The 30-year-old Australian's claims should not be discounted as she ran an eye-catching race at the London Stadium - where she gets her campaign under way on Friday - last month and has shown time and again she has the mental strength to cope with the extra pressure at championships.
The 2011 world champion and two-time Commonwealth Games gold medallist has had to be tough the past two years.
She suffered an horrific bone explosion in her wrist at the Diamond League meeting in Rome in 2015 - she feared in the immediate aftermath she might have to have her lower arm amputated - and missed the world championships.
Then, last year, her hopes of defending her Olympic title in Rio disappeared because of a hamstring injury.
However, injury-free and with the impressive performance behind American world record holder Kendra Harrison at the London Diamond League meeting has her purring over her chances.
"Do I choose to be fair on myself and just say, 'Just go out there and enjoy it and have fun', yet my other side is going, 'You are going out there to win'," she said last week.
"I would love, deep down, I would love a medal.

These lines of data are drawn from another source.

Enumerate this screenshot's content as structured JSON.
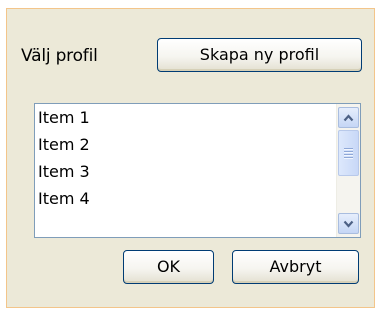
{
  "profile_label": "Välj profil",
  "create_profile_button": "Skapa ny profil",
  "list": {
    "items": [
      "Item 1",
      "Item 2",
      "Item 3",
      "Item 4"
    ]
  },
  "scrollbar": {
    "up_icon": "chevron-up-icon",
    "down_icon": "chevron-down-icon"
  },
  "ok_button": "OK",
  "cancel_button": "Avbryt",
  "colors": {
    "dialog_bg": "#ece9d8",
    "dialog_border": "#f3c58a",
    "button_border": "#003c74",
    "list_border": "#7f9db9",
    "scroll_arrow": "#4d6185"
  }
}
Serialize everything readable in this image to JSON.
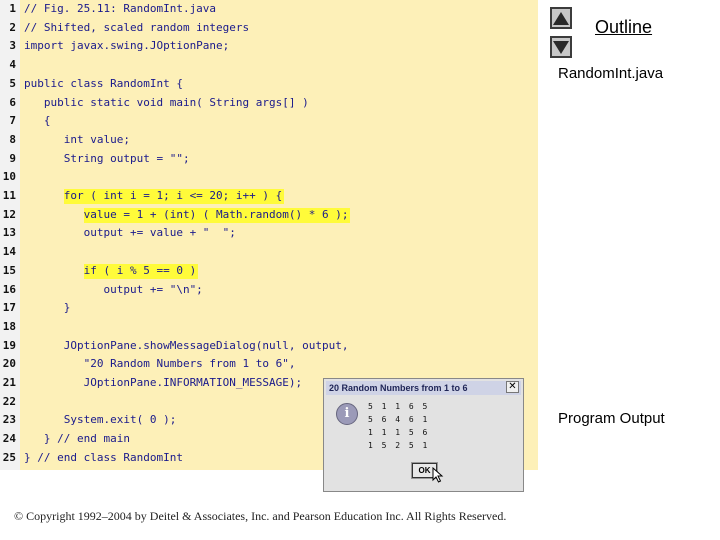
{
  "code_lines": [
    {
      "num": "1",
      "text": "// Fig. 25.11: RandomInt.java",
      "highlight": false
    },
    {
      "num": "2",
      "text": "// Shifted, scaled random integers",
      "highlight": false
    },
    {
      "num": "3",
      "text": "import javax.swing.JOptionPane;",
      "highlight": false
    },
    {
      "num": "4",
      "text": "",
      "highlight": false
    },
    {
      "num": "5",
      "text": "public class RandomInt {",
      "highlight": false
    },
    {
      "num": "6",
      "text": "   public static void main( String args[] )",
      "highlight": false
    },
    {
      "num": "7",
      "text": "   {",
      "highlight": false
    },
    {
      "num": "8",
      "text": "      int value;",
      "highlight": false
    },
    {
      "num": "9",
      "text": "      String output = \"\";",
      "highlight": false
    },
    {
      "num": "10",
      "text": "",
      "highlight": false
    },
    {
      "num": "11",
      "text": "      for ( int i = 1; i <= 20; i++ ) {",
      "highlight": true
    },
    {
      "num": "12",
      "text": "         value = 1 + (int) ( Math.random() * 6 );",
      "highlight": true
    },
    {
      "num": "13",
      "text": "         output += value + \"  \";",
      "highlight": false
    },
    {
      "num": "14",
      "text": "",
      "highlight": false
    },
    {
      "num": "15",
      "text": "         if ( i % 5 == 0 )",
      "highlight": true
    },
    {
      "num": "16",
      "text": "            output += \"\\n\";",
      "highlight": false
    },
    {
      "num": "17",
      "text": "      }",
      "highlight": false
    },
    {
      "num": "18",
      "text": "",
      "highlight": false
    },
    {
      "num": "19",
      "text": "      JOptionPane.showMessageDialog(null, output,",
      "highlight": false
    },
    {
      "num": "20",
      "text": "         \"20 Random Numbers from 1 to 6\",",
      "highlight": false
    },
    {
      "num": "21",
      "text": "         JOptionPane.INFORMATION_MESSAGE);",
      "highlight": false
    },
    {
      "num": "22",
      "text": "",
      "highlight": false
    },
    {
      "num": "23",
      "text": "      System.exit( 0 );",
      "highlight": false
    },
    {
      "num": "24",
      "text": "   } // end main",
      "highlight": false
    },
    {
      "num": "25",
      "text": "} // end class RandomInt",
      "highlight": false
    }
  ],
  "sidebar": {
    "outline_label": "Outline",
    "file_label": "RandomInt.java",
    "output_label": "Program Output"
  },
  "dialog": {
    "title": "20 Random Numbers from 1 to 6",
    "close_glyph": "✕",
    "icon_glyph": "i",
    "rows": [
      "5 1 1 6 5",
      "5 6 4 6 1",
      "1 1 1 5 6",
      "1 5 2 5 1"
    ],
    "ok_label": "OK"
  },
  "footer": {
    "copyright": "© Copyright 1992–2004 by Deitel & Associates, Inc. and Pearson Education Inc. All Rights Reserved."
  },
  "colors": {
    "code_background": "#fdf0b8",
    "highlight": "#fffb3a",
    "code_text": "#1a1a8c"
  }
}
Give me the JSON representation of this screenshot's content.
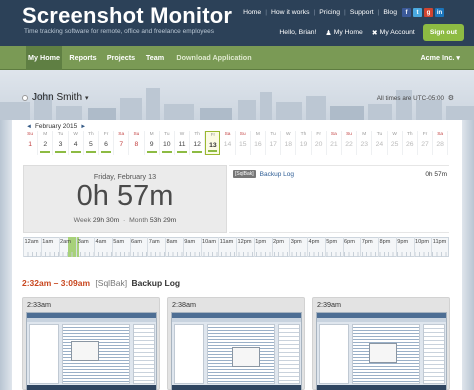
{
  "header": {
    "title": "Screenshot Monitor",
    "tagline": "Time tracking software for remote, office and freelance employees",
    "top_links": [
      "Home",
      "How it works",
      "Pricing",
      "Support",
      "Blog"
    ],
    "greeting": "Hello, Brian!",
    "my_home": "My Home",
    "my_account": "My Account",
    "sign_out": "Sign out"
  },
  "nav": {
    "tabs": [
      "My Home",
      "Reports",
      "Projects",
      "Team",
      "Download Application"
    ],
    "active_tab": "My Home",
    "account": "Acme Inc. ▾"
  },
  "user": {
    "name": "John Smith",
    "caret": "▾"
  },
  "timezone": "All times are UTC-05:00",
  "calendar": {
    "month_label": "February 2015",
    "prev": "◄",
    "next": "►",
    "selected_day": 13,
    "days": [
      {
        "dn": "Su",
        "n": 1,
        "bar": 0
      },
      {
        "dn": "M",
        "n": 2,
        "bar": 1
      },
      {
        "dn": "Tu",
        "n": 3,
        "bar": 1
      },
      {
        "dn": "W",
        "n": 4,
        "bar": 1
      },
      {
        "dn": "Th",
        "n": 5,
        "bar": 1
      },
      {
        "dn": "Fr",
        "n": 6,
        "bar": 1
      },
      {
        "dn": "Sa",
        "n": 7,
        "bar": 0
      },
      {
        "dn": "Su",
        "n": 8,
        "bar": 0
      },
      {
        "dn": "M",
        "n": 9,
        "bar": 1
      },
      {
        "dn": "Tu",
        "n": 10,
        "bar": 1
      },
      {
        "dn": "W",
        "n": 11,
        "bar": 1
      },
      {
        "dn": "Th",
        "n": 12,
        "bar": 1
      },
      {
        "dn": "Fr",
        "n": 13,
        "bar": 1
      },
      {
        "dn": "Sa",
        "n": 14,
        "bar": 0
      },
      {
        "dn": "Su",
        "n": 15,
        "bar": 0
      },
      {
        "dn": "M",
        "n": 16,
        "bar": 0
      },
      {
        "dn": "Tu",
        "n": 17,
        "bar": 0
      },
      {
        "dn": "W",
        "n": 18,
        "bar": 0
      },
      {
        "dn": "Th",
        "n": 19,
        "bar": 0
      },
      {
        "dn": "Fr",
        "n": 20,
        "bar": 0
      },
      {
        "dn": "Sa",
        "n": 21,
        "bar": 0
      },
      {
        "dn": "Su",
        "n": 22,
        "bar": 0
      },
      {
        "dn": "M",
        "n": 23,
        "bar": 0
      },
      {
        "dn": "Tu",
        "n": 24,
        "bar": 0
      },
      {
        "dn": "W",
        "n": 25,
        "bar": 0
      },
      {
        "dn": "Th",
        "n": 26,
        "bar": 0
      },
      {
        "dn": "Fr",
        "n": 27,
        "bar": 0
      },
      {
        "dn": "Sa",
        "n": 28,
        "bar": 0
      }
    ]
  },
  "stats": {
    "date": "Friday, February 13",
    "total": "0h 57m",
    "week_label": "Week",
    "week_value": "29h 30m",
    "month_label": "Month",
    "month_value": "53h 29m"
  },
  "activity": {
    "tag": "[SqlBak]",
    "title": "Backup Log",
    "duration": "0h 57m"
  },
  "timeline": {
    "hours": [
      "12am",
      "1am",
      "2am",
      "3am",
      "4am",
      "5am",
      "6am",
      "7am",
      "8am",
      "9am",
      "10am",
      "11am",
      "12pm",
      "1pm",
      "2pm",
      "3pm",
      "4pm",
      "5pm",
      "6pm",
      "7pm",
      "8pm",
      "9pm",
      "10pm",
      "11pm"
    ],
    "active_start_hour": 2.53,
    "active_end_hour": 3.15
  },
  "session": {
    "range": "2:32am – 3:09am",
    "tag": "[SqlBak]",
    "name": "Backup Log",
    "shots": [
      "2:33am",
      "2:38am",
      "2:39am"
    ]
  },
  "colors": {
    "header": "#2c4158",
    "nav": "#7a9a55",
    "accent_green": "#8dbb43",
    "range_orange": "#c8461e",
    "weekend_red": "#c24141"
  }
}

I really would love a medal. I know you really want me to say gold but that's what I want, I would love a medal and I think that would be a huge success.
"Knowing that I have achieved in this stadium before and knowing I'm coming back again, probably not as the favourite to win but certainly a contender to at least medal or make a final or whatever - that sits well with me."
'IT IS NOT A SAD STORY'
Pearson's resilience stems from a tough childhood which saw the Sydney-born hurdler brought up in Queensland by her mother Anne McLellan who worked two jobs so that her daughter could fulfil her dreams.
However, McLellan, who was born in England but stayed in Australia when she visited as a tourist in 1981, has no regrets about her selflessness.
"If your child is good at something or wants to follow a dream, then I don't think it's a sacrifice," she told the Sydney Morning Herald in 2013.
"Getting a second job was no big deal. I didn't see it as a sacrifice."
"In order for her to get to that first Commonwealth Games she needed massage and physio every week, all sorts of things.
"It was money we had to get somehow and that was the only way to do it."
Pearson, married to high school sweetheart plumber Kieran since 2010, acknowledges her mother's role but prefers to keep it inside the family.
"It's personal and private stuff," she told The Australian in 2012.
"My mum doesn't like being in the media and talking about it either. We didn't have a car. Not everyone has a car.
"We didn't feel sorry for ourselves. When I grew up I caught buses and cabs to get to training and did whatever I had to get there.
"It is just normal to us. It is not a sad story. It is just what we had to do to survive, really."
Pearson, who has little contact with her father, may not wish to dwell on that subject but the marks left by her tough upbringing shine through when it comes to taking the younger generation of athletes to task.
"Maybe some of them need to realise that it's not just all about taking, taking, taking, it's all about giving back to the sport as well," she told the Sydney Morning Herald in 2013.
"You've got to face the hard times. Anyone in any walk of life has to do the hard yards before they become the best."